Please give the number of lines in the records below that include "JSON", with no other output.

Stored records:
========================================================================
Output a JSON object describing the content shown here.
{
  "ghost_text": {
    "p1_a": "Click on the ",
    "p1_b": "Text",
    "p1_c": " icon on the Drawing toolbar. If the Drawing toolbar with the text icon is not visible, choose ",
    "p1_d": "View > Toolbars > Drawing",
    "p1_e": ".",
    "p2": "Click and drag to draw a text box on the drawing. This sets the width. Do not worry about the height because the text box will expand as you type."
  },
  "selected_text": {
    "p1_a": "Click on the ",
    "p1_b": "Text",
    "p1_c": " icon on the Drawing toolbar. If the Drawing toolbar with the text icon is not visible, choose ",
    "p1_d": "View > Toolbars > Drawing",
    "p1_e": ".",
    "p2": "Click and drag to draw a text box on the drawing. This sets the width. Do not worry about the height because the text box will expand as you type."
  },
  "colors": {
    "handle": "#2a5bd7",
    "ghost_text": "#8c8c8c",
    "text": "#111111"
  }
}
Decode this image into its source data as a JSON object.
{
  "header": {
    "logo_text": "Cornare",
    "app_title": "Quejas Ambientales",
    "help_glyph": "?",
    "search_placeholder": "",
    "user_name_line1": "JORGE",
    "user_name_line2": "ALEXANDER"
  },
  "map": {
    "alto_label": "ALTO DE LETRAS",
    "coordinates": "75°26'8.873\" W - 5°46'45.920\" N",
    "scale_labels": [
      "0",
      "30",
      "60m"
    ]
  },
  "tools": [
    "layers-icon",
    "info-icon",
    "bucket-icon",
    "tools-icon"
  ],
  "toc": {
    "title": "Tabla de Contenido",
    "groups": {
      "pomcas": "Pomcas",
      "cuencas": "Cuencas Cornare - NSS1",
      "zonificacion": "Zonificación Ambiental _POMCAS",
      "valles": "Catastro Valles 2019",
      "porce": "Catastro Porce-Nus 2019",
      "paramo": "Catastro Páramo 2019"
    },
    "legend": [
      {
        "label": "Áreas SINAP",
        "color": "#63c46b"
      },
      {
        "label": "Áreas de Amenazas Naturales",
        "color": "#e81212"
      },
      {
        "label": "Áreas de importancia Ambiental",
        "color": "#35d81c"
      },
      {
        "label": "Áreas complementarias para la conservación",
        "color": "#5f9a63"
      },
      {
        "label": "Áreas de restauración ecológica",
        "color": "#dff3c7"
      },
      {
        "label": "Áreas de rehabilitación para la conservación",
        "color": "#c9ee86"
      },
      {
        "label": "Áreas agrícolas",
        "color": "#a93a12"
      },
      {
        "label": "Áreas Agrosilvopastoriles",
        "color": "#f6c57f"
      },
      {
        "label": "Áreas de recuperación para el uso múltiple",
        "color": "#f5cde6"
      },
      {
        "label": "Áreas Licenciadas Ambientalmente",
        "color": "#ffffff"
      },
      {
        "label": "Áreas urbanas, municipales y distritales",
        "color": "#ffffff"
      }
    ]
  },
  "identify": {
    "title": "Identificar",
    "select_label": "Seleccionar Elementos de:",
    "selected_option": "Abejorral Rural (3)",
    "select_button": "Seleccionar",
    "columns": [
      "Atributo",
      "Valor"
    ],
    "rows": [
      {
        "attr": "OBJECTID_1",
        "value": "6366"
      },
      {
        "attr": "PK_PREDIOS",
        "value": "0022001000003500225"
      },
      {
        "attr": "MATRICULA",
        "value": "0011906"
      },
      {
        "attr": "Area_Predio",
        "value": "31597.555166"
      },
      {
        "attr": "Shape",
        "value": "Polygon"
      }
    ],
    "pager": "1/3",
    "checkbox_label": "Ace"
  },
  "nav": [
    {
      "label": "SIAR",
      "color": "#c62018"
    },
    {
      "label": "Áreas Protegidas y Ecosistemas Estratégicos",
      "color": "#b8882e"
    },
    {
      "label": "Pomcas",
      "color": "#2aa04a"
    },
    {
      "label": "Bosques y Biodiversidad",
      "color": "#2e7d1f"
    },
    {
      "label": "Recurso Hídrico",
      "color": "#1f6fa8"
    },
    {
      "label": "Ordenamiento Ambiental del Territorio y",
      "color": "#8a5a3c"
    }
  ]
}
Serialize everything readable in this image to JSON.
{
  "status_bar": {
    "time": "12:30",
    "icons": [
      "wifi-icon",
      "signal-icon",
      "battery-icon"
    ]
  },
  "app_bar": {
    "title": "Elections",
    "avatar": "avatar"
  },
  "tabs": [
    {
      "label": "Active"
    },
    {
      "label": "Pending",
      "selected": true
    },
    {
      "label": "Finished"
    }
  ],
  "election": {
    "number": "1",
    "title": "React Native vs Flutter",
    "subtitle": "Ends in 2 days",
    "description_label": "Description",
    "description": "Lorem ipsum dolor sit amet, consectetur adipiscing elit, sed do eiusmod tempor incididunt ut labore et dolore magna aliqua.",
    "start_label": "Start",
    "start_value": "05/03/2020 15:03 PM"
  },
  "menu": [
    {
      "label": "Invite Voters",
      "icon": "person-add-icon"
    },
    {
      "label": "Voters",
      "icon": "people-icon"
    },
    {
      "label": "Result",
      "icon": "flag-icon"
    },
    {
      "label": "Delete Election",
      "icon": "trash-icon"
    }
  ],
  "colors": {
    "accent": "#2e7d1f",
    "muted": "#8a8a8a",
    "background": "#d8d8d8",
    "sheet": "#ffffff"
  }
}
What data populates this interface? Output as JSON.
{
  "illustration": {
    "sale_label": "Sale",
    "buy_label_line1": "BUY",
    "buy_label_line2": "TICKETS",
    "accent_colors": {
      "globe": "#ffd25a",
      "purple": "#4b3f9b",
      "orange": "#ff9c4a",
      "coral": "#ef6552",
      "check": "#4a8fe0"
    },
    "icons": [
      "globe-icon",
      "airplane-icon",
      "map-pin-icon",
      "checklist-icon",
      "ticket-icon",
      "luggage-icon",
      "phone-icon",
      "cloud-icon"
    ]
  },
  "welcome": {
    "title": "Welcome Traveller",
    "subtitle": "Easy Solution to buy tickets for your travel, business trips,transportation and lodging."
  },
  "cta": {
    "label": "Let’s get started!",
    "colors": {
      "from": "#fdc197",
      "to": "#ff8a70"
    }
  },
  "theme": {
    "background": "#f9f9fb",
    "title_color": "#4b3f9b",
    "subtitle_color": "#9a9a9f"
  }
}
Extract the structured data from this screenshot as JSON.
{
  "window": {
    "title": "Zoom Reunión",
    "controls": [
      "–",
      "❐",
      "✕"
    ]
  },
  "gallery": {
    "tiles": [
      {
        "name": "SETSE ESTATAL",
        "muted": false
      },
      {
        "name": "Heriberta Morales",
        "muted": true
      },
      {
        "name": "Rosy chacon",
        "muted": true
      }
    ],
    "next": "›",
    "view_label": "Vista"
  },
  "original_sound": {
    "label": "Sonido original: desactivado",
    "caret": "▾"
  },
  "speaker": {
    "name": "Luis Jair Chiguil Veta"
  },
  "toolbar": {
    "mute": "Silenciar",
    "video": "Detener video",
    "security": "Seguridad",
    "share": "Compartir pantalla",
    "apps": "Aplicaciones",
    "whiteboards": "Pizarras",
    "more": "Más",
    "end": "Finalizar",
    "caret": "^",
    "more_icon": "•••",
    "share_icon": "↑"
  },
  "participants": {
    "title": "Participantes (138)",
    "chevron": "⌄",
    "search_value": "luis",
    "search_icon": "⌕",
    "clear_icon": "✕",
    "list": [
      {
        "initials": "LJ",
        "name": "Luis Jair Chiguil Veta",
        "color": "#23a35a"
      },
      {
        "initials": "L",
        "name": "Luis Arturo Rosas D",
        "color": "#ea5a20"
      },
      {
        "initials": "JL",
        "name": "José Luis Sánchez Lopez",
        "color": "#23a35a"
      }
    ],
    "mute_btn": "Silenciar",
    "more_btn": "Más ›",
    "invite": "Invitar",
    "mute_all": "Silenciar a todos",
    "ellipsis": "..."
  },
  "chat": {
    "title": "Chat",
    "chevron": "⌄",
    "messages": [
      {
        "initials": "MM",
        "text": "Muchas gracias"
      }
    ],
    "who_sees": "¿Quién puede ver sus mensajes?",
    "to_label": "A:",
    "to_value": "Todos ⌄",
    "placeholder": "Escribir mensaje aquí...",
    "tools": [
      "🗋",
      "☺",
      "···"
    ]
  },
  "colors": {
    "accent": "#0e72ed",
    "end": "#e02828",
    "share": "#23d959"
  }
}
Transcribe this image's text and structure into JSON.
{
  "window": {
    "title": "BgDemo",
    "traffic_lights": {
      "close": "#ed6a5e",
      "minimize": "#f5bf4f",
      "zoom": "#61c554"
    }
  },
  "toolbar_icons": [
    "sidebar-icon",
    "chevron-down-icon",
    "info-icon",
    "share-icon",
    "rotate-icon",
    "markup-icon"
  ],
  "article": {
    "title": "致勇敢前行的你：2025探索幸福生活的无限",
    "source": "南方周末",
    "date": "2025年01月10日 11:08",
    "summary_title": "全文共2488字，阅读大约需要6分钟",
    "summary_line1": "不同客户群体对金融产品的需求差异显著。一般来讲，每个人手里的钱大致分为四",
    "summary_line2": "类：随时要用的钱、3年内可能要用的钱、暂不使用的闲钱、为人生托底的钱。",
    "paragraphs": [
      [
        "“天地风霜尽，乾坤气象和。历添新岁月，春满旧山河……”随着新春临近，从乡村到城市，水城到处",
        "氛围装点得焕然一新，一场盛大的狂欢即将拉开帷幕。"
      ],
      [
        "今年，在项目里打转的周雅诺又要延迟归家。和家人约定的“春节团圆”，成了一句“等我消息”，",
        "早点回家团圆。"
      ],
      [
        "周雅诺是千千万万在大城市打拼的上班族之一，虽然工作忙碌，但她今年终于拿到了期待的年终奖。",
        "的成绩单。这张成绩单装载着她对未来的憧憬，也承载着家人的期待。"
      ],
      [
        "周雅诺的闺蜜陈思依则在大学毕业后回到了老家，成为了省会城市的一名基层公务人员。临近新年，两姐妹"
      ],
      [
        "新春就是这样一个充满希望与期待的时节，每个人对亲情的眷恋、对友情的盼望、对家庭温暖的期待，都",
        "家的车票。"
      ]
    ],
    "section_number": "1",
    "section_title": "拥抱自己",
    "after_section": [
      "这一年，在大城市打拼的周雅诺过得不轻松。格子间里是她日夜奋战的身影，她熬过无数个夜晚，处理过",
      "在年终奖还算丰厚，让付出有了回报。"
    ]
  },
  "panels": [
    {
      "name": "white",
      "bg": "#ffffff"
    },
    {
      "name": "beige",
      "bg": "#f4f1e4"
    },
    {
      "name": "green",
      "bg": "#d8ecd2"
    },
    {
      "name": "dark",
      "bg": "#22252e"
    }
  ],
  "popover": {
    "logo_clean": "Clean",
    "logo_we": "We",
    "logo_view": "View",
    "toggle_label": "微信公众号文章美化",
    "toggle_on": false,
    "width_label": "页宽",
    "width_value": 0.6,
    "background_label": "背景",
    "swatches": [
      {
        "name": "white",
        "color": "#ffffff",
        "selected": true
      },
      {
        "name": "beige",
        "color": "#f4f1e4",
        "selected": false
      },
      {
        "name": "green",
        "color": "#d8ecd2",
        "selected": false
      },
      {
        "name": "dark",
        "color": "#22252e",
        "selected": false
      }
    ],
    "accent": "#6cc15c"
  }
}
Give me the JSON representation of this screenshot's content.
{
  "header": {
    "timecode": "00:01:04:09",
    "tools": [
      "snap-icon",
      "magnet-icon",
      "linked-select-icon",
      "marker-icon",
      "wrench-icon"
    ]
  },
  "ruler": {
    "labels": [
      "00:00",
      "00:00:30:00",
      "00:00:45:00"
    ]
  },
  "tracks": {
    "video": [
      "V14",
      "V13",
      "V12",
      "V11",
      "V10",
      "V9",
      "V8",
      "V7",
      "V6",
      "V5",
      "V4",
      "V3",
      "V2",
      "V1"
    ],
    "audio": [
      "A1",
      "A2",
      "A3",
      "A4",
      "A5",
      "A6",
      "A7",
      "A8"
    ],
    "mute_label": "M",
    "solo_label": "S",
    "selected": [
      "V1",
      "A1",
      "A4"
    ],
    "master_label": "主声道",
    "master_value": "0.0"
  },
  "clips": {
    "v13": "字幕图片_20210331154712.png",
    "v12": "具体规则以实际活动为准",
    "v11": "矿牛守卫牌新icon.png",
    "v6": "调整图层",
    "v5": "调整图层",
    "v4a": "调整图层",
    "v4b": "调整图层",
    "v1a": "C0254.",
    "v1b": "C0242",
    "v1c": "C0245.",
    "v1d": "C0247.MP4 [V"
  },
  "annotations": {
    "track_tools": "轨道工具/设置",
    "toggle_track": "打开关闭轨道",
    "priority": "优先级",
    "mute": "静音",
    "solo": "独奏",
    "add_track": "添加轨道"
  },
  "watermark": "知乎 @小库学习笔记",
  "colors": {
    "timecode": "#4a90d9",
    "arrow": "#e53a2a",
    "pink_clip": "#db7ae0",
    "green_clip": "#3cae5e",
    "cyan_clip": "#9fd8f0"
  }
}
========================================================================
Solution to this exercise: 7